§ Work required
Lines with "este": copy each one from the listing below.

§ Task material
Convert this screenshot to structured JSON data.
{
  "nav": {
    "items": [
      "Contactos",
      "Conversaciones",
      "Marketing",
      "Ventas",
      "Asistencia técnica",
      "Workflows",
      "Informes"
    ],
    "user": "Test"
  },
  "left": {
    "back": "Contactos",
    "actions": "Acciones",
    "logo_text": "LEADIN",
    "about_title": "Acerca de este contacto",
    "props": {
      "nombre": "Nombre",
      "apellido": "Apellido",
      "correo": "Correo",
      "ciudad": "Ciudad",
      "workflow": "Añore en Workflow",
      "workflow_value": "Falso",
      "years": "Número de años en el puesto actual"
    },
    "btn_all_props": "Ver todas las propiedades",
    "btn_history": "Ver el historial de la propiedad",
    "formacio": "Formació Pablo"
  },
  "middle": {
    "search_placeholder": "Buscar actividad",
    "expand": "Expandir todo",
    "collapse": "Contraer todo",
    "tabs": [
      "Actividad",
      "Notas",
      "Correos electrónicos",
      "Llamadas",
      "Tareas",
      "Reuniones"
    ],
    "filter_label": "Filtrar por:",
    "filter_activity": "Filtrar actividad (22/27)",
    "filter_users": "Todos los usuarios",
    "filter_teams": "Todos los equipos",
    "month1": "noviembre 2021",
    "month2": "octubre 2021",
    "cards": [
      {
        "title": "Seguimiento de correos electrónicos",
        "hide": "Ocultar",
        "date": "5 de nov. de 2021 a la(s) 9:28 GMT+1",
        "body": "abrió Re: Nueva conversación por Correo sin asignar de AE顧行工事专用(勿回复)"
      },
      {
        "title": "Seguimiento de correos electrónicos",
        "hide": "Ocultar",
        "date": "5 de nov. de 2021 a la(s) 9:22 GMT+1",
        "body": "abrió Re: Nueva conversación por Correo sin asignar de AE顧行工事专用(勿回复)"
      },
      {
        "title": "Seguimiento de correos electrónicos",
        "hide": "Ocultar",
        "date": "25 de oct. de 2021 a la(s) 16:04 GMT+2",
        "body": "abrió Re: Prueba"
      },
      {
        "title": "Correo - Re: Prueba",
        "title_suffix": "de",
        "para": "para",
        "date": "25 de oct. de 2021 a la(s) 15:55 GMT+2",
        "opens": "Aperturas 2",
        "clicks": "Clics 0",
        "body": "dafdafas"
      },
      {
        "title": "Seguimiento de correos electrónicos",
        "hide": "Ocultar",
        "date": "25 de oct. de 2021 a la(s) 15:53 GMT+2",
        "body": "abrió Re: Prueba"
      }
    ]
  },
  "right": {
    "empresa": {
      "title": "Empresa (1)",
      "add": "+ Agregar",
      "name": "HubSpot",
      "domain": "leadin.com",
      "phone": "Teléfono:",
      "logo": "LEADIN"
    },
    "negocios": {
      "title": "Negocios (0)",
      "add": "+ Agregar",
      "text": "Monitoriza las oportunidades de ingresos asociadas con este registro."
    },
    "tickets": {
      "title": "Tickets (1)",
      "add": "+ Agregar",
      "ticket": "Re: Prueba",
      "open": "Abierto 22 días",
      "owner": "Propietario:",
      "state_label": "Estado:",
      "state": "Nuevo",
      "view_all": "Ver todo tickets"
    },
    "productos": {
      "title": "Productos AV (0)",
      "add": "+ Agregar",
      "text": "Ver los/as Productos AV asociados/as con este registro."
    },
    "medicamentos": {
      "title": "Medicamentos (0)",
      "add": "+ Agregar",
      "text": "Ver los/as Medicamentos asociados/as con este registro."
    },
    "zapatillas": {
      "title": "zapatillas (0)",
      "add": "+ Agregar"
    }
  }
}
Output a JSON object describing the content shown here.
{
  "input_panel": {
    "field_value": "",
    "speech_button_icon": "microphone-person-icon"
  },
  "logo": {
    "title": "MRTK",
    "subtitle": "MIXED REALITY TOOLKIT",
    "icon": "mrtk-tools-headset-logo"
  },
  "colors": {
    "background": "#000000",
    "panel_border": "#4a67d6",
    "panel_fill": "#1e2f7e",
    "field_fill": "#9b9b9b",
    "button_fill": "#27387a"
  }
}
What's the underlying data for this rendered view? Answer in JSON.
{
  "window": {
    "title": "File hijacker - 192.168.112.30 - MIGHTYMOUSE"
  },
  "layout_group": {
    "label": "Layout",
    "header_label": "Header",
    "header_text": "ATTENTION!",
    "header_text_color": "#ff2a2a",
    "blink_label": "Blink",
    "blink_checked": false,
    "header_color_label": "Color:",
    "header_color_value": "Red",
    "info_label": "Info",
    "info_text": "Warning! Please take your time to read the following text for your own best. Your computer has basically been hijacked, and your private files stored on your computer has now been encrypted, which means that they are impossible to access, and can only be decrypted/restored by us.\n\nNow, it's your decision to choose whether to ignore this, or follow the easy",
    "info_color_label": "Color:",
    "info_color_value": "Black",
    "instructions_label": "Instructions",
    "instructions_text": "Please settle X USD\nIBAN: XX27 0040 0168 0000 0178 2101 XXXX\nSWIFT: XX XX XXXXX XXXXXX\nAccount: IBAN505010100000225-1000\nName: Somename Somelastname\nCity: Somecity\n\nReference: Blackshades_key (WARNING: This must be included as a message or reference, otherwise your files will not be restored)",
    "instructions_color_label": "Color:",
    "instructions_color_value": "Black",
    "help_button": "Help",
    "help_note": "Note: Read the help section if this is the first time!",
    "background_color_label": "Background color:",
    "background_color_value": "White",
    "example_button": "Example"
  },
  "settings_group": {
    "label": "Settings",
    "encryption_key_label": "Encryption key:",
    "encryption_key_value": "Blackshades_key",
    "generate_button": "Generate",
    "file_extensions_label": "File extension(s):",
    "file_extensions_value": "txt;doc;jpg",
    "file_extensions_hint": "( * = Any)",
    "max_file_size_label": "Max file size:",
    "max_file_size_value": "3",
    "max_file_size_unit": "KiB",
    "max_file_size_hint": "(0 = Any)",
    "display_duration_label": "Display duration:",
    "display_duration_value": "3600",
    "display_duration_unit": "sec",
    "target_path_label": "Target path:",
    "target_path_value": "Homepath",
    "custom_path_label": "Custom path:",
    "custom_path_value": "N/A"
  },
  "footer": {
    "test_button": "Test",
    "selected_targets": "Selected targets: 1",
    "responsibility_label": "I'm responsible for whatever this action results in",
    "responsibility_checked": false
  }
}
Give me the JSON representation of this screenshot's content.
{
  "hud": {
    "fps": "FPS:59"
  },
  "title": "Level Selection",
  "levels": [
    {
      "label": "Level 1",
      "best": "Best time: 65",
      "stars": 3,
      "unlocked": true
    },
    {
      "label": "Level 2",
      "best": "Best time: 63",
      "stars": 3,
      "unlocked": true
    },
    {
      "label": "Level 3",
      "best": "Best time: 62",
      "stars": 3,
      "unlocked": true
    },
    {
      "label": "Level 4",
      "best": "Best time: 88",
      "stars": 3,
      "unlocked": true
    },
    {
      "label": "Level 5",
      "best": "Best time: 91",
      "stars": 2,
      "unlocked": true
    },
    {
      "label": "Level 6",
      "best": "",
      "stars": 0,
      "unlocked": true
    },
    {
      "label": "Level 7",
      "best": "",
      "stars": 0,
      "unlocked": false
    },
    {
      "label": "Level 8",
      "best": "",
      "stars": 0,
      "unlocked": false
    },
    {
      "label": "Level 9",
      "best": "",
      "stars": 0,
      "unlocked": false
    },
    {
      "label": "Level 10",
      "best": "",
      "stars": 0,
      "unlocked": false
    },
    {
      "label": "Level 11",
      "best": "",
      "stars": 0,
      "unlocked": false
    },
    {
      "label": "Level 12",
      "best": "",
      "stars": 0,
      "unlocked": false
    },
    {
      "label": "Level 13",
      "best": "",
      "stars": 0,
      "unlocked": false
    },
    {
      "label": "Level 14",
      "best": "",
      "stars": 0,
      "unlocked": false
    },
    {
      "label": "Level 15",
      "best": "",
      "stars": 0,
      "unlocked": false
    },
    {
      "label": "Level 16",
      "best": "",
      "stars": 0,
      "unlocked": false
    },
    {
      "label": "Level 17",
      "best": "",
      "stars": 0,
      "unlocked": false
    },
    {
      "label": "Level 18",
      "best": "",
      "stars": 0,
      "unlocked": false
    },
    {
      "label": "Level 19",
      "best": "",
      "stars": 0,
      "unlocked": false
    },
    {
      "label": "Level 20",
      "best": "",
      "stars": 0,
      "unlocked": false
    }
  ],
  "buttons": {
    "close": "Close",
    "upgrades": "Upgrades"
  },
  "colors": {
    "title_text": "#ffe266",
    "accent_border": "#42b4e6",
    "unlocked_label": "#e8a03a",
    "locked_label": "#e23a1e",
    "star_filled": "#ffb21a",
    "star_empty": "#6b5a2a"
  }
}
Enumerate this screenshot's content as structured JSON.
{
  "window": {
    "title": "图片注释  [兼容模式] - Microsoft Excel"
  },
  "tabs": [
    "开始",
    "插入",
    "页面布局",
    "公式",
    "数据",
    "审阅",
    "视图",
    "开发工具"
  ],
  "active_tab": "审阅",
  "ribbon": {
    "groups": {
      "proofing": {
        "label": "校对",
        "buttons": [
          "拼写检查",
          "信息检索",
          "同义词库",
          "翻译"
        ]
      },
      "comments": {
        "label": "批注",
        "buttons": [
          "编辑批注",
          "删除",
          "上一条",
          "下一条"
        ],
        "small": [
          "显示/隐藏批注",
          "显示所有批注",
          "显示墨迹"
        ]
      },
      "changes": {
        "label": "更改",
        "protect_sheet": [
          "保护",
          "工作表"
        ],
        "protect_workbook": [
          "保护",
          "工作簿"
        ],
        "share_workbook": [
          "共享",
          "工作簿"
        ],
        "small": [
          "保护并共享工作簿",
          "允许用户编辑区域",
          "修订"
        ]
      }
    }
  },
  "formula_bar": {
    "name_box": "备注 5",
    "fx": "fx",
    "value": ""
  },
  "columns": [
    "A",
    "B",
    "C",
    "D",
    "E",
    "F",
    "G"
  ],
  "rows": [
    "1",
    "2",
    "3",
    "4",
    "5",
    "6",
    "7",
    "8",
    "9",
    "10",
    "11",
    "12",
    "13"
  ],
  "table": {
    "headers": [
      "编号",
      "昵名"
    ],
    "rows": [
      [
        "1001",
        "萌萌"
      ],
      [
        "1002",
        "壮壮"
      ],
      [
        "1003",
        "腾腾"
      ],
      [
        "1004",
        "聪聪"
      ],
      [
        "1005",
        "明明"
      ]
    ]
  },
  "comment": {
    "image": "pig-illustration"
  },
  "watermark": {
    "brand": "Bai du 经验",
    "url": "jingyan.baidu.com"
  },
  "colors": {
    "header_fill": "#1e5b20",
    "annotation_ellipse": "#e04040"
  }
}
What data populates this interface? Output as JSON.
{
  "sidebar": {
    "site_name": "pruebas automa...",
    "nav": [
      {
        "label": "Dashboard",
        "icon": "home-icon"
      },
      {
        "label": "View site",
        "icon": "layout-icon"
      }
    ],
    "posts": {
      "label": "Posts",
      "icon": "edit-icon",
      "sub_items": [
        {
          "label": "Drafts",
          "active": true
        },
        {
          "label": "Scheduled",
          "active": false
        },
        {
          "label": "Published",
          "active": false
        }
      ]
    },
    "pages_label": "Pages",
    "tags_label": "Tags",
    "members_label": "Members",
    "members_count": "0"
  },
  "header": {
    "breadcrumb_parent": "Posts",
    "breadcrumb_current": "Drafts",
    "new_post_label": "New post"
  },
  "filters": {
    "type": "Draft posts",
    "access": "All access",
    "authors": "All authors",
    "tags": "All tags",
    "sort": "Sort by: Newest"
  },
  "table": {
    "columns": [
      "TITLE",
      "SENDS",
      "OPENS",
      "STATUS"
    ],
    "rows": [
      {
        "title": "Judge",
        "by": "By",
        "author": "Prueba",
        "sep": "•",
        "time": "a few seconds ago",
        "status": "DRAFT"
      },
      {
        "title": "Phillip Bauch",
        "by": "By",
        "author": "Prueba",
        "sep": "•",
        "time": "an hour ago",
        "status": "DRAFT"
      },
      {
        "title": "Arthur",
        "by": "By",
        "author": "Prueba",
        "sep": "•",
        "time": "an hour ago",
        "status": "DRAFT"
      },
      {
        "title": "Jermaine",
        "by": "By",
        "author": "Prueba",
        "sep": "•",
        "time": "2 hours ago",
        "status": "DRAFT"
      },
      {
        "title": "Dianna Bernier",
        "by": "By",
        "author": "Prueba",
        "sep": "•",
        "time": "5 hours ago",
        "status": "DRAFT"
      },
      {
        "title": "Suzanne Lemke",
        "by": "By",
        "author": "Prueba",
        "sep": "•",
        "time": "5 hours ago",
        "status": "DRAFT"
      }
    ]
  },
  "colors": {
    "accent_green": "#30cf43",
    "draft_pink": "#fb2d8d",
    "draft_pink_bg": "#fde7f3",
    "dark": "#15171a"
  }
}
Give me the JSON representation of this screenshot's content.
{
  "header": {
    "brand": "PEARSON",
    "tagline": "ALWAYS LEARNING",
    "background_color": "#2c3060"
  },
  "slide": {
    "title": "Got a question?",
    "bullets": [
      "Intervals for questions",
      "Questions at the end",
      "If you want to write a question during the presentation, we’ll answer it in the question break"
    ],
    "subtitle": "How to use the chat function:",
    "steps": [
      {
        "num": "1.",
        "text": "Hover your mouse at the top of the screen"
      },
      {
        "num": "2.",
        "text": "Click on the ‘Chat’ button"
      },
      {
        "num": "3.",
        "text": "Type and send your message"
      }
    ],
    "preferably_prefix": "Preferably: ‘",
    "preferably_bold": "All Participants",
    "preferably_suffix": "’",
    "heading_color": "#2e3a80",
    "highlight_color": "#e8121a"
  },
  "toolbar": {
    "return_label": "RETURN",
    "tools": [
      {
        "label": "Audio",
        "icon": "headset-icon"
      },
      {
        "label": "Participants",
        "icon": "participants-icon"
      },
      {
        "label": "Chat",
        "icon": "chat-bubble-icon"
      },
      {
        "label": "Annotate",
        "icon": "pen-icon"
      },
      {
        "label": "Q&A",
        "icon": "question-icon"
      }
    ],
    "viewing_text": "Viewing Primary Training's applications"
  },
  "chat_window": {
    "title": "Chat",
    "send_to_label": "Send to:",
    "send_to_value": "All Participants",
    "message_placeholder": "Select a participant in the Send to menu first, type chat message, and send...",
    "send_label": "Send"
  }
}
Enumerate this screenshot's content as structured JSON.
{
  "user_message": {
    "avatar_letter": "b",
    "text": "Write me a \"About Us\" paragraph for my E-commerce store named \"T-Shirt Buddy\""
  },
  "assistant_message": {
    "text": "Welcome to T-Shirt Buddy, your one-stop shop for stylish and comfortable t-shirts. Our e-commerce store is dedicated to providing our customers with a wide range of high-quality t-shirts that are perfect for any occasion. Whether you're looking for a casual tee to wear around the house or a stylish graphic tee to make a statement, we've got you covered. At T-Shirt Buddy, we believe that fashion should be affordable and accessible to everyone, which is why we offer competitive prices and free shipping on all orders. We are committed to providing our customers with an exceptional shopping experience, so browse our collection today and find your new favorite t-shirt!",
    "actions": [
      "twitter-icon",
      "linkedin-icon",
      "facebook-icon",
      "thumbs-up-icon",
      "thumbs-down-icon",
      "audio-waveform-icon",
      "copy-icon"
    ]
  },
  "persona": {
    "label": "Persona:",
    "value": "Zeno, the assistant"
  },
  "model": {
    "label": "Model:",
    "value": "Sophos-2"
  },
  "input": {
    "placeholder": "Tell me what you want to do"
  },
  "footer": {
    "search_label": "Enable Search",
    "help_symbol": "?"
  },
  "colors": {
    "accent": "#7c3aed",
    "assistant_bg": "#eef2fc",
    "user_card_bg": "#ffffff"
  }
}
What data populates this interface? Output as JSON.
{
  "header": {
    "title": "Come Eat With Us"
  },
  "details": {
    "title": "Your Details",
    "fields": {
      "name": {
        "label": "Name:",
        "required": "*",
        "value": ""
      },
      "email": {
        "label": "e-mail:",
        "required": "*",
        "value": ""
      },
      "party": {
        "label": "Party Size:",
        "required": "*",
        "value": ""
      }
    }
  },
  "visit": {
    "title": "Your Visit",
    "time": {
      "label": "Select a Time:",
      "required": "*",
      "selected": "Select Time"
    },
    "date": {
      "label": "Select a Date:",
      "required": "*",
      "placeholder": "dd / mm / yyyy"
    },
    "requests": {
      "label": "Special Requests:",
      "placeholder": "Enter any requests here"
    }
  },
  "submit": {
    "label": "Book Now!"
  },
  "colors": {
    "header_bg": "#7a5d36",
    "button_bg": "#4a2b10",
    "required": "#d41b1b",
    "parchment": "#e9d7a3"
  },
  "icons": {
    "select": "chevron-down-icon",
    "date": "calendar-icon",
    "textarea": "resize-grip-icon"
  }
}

§ Solution
    "about_title": "Acerca de este contacto",
      "text": "Monitoriza las oportunidades de ingresos asociadas con este registro."
      "text": "Ver los/as Productos AV asociados/as con este registro."
      "text": "Ver los/as Medicamentos asociados/as con este registro."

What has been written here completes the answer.